Starring: Miki Imai, Toshirô Yanagiba, Youko Hanna
Director: Isao Takahata
Running Time: 118 mins
Only Yesterday is a Japanese film following a woman who, while travelling to the countryside, reminisces about her youth and her experiences as a young girl in Tokyo.
This is a really sweet and pleasant film. Although it isn’t consistently as compelling as it starts off, it’s a well-written, very well-directed, and simply delightful treat all about the best memories of childhood that will, at times, move you.
The first act of this film is by far the best. It begins by telling how our main character, Taeko, yearns for the countryside after having lived all her life in the big city. What makes this an even stronger theme throughout is how the film then goes back into flashbacks and tells a fascinating back story as to why this woman is the way she is.
And for the first forty minutes or so, it’s almost all about Taeko’s childhood. That part of the story beautifully plays on nostalgia, and really moved me at certain moments, but the way it tells a young coming-of-age story is just so sweet and pleasant that I couldn’t help but smile my way through all of it.
What’s more is that Takahata’s direction is really impressive. It’s not just the classically beautiful Ghibli animation, but the way that Takahata so effortlessly weaves the flashbacks and the modern day in and around each other on screen, and it makes for such a swift and even more elegant atmosphere that again makes this an even more pleasant film to watch.
The second half of the film, however, isn’t as impressive. Whilst the light serenity of the first act is retained, and it’s hugely satisfying to see Taeko finally reach the countryside after dreaming of it for so long, the story really loses its way from what was a hugely nostalgic and touching coming-of-age tale.

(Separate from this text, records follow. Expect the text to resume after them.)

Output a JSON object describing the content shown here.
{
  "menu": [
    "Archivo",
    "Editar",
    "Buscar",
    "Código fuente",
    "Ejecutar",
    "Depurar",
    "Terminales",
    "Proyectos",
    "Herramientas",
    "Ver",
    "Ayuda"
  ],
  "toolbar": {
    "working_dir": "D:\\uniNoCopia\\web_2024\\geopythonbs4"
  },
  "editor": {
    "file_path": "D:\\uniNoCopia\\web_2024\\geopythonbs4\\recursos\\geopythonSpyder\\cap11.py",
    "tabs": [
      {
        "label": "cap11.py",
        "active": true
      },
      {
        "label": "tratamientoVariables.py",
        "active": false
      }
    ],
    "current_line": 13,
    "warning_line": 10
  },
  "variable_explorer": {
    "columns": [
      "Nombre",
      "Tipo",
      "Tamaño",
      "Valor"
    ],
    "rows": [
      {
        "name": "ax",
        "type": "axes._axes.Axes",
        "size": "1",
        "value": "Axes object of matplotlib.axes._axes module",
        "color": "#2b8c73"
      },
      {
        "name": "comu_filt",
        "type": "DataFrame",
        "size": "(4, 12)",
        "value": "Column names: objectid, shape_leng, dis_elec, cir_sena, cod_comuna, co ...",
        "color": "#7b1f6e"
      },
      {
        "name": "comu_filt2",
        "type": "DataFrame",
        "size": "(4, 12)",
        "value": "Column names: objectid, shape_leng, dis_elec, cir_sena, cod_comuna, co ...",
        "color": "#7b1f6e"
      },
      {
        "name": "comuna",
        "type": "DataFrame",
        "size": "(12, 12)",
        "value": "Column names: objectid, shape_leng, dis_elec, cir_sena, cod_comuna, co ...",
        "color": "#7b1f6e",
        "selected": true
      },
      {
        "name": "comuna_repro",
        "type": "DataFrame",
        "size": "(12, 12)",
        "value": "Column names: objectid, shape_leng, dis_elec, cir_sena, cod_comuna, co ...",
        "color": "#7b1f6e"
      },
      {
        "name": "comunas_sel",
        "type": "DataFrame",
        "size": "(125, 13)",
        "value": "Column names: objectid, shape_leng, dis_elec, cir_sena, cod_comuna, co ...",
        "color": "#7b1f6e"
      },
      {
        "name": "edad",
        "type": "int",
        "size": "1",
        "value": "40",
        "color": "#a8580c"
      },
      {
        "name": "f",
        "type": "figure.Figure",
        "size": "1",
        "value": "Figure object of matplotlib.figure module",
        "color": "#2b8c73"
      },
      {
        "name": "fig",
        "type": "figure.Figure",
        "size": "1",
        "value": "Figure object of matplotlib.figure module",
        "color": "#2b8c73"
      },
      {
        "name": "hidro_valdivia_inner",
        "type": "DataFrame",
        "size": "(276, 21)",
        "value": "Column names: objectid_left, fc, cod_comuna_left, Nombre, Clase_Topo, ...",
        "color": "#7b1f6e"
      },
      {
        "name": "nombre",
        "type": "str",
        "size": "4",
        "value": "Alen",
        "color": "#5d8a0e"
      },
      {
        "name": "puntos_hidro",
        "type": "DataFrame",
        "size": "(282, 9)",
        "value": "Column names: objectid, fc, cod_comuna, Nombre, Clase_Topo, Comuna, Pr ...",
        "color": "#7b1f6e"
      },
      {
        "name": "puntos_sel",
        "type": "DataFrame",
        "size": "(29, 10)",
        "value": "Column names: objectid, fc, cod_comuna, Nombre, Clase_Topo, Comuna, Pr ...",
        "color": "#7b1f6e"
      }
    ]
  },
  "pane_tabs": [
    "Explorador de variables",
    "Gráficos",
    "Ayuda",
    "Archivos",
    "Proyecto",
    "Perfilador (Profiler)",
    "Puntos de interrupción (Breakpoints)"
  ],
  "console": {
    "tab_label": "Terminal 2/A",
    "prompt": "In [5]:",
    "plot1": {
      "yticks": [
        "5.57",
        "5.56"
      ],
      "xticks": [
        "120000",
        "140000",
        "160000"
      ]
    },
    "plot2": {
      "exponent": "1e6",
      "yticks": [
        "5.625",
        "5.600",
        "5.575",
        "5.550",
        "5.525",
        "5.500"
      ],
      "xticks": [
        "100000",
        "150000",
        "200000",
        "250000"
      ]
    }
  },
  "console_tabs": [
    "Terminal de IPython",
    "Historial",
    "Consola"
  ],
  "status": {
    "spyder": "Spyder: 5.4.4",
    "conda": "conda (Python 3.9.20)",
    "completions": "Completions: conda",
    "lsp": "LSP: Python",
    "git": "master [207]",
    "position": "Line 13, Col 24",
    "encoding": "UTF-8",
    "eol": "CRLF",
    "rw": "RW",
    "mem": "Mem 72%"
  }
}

It starts with one overlong conversation scene that really doesn’t feel as if it’s adding anything to the plot, and although subsequent moments do make it more relevant, it’s still not really captivating at all. Meanwhile, we get less and less flashbacks, and just more and more talking about the past.
Whilst it’s still interesting to hear about Taeko’s childhood still shaping her in the modern day, what I really missed was the fact that we were being shown everything. The flashbacks in the first act were beautiful, both due to their different visual style to present day, and the fact that they seemed so pleasant, but by the end, we don’t get as much of that, and sit with what is a more generic emotional story.
Overall, Only Yesterday is a film with a brilliant opening act, full of wonderful emotion and beautiful direction, and although it really does lose its way as the film goes on, it’s overall a very pleasant and generally interesting watch, so that’s why I’ll give it a 7.1.